At present, more than one billion Muslims are about one fifth or one sixth of mankind. They live in very different states and in areas that stretch from the Indian Ocean and the Pacific to the coasts of the Atlantic. It seems very unwise to me to urge all of them likewise to adopt western political and constitutional convictions and economic and social ideologies. After all the Quran, like the Bible, has in the main revealed and preached commandments and duties, but not basic rights of the individual.
The first democracy in Athens at the time of Perikles was based on slavery. Two thousand years later, the era of enlightenment led to the introduction of democracy, so in England and France, in the United States and in other western countries. But to abandon slavery in most western colonies did take the West even some more time! (For Thomas Jefferson for example, slavery was obviously quite acceptable.) Given this western history, it seems to me that the legitimation of the West to teach other civilizations and to push and thrust and force western basic values upon them is somewhat limited.
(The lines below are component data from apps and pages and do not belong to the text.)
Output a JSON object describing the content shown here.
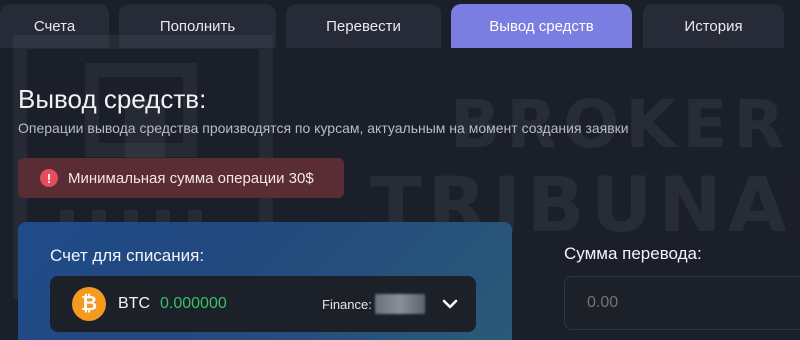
{
  "tabs": [
    {
      "label": "Счета",
      "active": false
    },
    {
      "label": "Пополнить",
      "active": false
    },
    {
      "label": "Перевести",
      "active": false
    },
    {
      "label": "Вывод средств",
      "active": true
    },
    {
      "label": "История",
      "active": false
    }
  ],
  "watermark": {
    "line1": "BROKER",
    "line2": "TRIBUNAL"
  },
  "page": {
    "title": "Вывод средств:",
    "subtitle": "Операции вывода средства производятся по курсам, актуальным на момент создания заявки"
  },
  "alert": {
    "icon": "!",
    "text": "Минимальная сумма операции 30$"
  },
  "debit": {
    "label": "Счет для списания:",
    "currency_icon": "₿",
    "currency": "BTC",
    "balance": "0.000000",
    "finance_label": "Finance:"
  },
  "transfer": {
    "label": "Сумма перевода:",
    "placeholder": "0.00"
  },
  "colors": {
    "accent": "#7a7ee0",
    "background": "#1b1f2a",
    "tab": "#262b37",
    "alert_bg": "#5a2c33",
    "alert_icon": "#e24e5a",
    "btc": "#f49b1f",
    "balance": "#39c06a"
  }
}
17) My conclusion is this: Whilst the global shrinking of space per capita inevitably will go on, whilst the present globalization of information, knowledge and technology will go on, we have to expect growing frictions and growing interdependance almost all over the globe.
Growing interdependance means a growing potential for conflict. But it also means a growing necessity for compromise. I do believe that the conscientious will for compromise and for tolerance becomes much more decisive in the future. That means, nobody is entitled to exclusively pursue his or her rights, claims or interests - anybody does as well have duties and responsibilities vis-a-vis others.
No leadership is legitimate without accountability. Whether one is a leader in a globally operating bank or in an electronic or television network, whether he is spiritually leading masses of religious believers or politically leading the government of a sovereign state: In all cases one's responsibility reaches further out than just the realm of one's corporation and its shareholders or one's church and its believers or one's state and its electorate.